### WORKING DATA

^^^^^^^^^^^^^^^^

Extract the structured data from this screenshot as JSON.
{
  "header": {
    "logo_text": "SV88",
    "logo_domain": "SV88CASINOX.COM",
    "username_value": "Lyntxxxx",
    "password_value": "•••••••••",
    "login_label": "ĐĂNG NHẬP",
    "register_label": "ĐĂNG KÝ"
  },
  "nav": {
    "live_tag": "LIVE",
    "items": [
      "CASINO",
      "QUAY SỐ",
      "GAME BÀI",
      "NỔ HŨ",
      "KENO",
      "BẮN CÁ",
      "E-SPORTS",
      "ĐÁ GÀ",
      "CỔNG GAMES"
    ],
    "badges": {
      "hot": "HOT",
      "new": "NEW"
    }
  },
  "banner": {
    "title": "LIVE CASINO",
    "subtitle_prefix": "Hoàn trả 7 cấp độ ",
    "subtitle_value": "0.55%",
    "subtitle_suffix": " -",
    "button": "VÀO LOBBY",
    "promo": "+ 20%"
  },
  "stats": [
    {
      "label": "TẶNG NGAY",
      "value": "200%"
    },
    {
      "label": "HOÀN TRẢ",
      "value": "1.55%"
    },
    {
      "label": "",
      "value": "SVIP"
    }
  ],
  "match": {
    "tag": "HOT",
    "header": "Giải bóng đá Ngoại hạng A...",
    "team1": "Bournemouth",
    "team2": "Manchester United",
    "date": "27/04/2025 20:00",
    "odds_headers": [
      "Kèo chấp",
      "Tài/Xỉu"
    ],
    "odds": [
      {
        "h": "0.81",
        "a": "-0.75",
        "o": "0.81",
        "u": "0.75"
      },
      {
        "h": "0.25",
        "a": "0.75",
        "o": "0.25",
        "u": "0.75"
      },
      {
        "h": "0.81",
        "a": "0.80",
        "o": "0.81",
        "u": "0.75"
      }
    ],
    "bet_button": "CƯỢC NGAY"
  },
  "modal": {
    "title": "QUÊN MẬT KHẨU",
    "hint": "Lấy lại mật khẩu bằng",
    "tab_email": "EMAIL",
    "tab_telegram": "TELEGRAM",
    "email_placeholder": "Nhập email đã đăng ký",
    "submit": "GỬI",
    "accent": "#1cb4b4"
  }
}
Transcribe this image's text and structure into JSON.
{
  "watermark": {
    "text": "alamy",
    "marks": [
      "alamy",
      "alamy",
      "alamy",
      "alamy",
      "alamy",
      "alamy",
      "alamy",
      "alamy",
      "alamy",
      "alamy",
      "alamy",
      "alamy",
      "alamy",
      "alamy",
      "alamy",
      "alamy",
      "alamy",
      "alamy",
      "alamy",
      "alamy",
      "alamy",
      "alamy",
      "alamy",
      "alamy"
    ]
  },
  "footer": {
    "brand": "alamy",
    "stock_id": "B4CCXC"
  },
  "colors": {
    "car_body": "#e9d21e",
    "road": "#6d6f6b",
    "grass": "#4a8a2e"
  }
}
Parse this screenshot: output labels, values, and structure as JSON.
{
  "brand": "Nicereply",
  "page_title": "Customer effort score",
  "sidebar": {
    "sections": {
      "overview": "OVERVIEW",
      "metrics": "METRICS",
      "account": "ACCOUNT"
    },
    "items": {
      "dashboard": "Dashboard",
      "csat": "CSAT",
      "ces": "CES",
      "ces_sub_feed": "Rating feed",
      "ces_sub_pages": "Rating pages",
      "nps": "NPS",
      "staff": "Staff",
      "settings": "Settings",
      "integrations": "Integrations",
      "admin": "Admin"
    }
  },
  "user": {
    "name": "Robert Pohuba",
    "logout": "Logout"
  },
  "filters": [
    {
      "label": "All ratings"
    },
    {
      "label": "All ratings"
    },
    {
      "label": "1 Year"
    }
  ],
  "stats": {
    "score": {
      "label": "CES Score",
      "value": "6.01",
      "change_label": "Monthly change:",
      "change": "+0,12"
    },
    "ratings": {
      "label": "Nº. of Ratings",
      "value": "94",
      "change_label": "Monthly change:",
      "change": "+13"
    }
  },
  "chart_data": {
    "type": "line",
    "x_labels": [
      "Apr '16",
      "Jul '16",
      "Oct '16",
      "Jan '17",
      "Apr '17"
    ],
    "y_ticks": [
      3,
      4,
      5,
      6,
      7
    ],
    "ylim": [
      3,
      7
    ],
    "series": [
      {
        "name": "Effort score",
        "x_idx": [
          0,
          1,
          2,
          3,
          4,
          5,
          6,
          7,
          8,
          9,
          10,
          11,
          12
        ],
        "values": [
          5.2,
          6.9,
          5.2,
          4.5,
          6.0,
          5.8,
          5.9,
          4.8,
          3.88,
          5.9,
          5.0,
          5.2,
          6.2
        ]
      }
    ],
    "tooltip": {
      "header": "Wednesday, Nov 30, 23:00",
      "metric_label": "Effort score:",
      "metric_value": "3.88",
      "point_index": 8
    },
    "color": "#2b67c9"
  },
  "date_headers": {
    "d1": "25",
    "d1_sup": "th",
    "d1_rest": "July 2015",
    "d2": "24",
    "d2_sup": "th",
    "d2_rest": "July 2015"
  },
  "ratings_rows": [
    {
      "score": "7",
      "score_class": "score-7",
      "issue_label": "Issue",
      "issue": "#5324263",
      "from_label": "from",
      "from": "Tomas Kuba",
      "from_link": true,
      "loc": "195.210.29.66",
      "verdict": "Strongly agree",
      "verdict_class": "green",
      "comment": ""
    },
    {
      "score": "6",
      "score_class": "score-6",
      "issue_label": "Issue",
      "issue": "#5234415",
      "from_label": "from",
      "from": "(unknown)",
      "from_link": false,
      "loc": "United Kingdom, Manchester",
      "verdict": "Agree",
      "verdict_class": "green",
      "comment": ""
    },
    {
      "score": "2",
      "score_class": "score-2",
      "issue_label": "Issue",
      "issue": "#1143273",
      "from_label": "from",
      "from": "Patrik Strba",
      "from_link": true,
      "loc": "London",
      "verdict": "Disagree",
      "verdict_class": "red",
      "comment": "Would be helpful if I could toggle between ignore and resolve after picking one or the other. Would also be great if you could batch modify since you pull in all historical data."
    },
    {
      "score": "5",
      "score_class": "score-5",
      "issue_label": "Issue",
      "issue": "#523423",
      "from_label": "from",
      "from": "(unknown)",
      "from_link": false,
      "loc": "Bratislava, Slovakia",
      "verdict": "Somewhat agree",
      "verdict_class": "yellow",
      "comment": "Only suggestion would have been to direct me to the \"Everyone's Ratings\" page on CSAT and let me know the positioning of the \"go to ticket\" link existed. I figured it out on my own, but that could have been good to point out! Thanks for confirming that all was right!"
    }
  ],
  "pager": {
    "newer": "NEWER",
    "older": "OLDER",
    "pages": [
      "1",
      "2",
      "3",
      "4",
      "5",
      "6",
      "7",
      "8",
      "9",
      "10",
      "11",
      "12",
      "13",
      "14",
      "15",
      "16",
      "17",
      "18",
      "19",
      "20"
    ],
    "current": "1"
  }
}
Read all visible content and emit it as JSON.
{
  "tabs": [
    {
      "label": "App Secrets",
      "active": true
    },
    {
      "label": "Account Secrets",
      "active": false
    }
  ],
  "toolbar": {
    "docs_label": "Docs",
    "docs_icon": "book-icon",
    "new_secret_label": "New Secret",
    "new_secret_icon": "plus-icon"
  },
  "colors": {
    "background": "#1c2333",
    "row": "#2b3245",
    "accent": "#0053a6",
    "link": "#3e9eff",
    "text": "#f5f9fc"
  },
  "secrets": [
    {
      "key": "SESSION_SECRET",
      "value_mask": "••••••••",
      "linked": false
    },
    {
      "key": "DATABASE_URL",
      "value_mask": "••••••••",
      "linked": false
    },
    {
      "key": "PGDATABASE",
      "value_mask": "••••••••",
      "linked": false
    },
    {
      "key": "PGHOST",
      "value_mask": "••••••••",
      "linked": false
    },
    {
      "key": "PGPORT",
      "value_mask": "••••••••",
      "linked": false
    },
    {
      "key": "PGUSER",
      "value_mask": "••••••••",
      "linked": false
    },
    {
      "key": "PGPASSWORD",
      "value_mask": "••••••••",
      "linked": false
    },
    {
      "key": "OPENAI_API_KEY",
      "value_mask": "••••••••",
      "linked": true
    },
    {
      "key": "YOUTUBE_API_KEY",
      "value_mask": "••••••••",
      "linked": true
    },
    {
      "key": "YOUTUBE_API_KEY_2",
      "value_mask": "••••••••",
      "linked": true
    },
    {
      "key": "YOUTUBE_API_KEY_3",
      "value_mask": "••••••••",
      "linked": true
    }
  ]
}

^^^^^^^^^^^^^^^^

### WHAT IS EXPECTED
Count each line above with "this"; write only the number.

### YOUR SOLUTION
3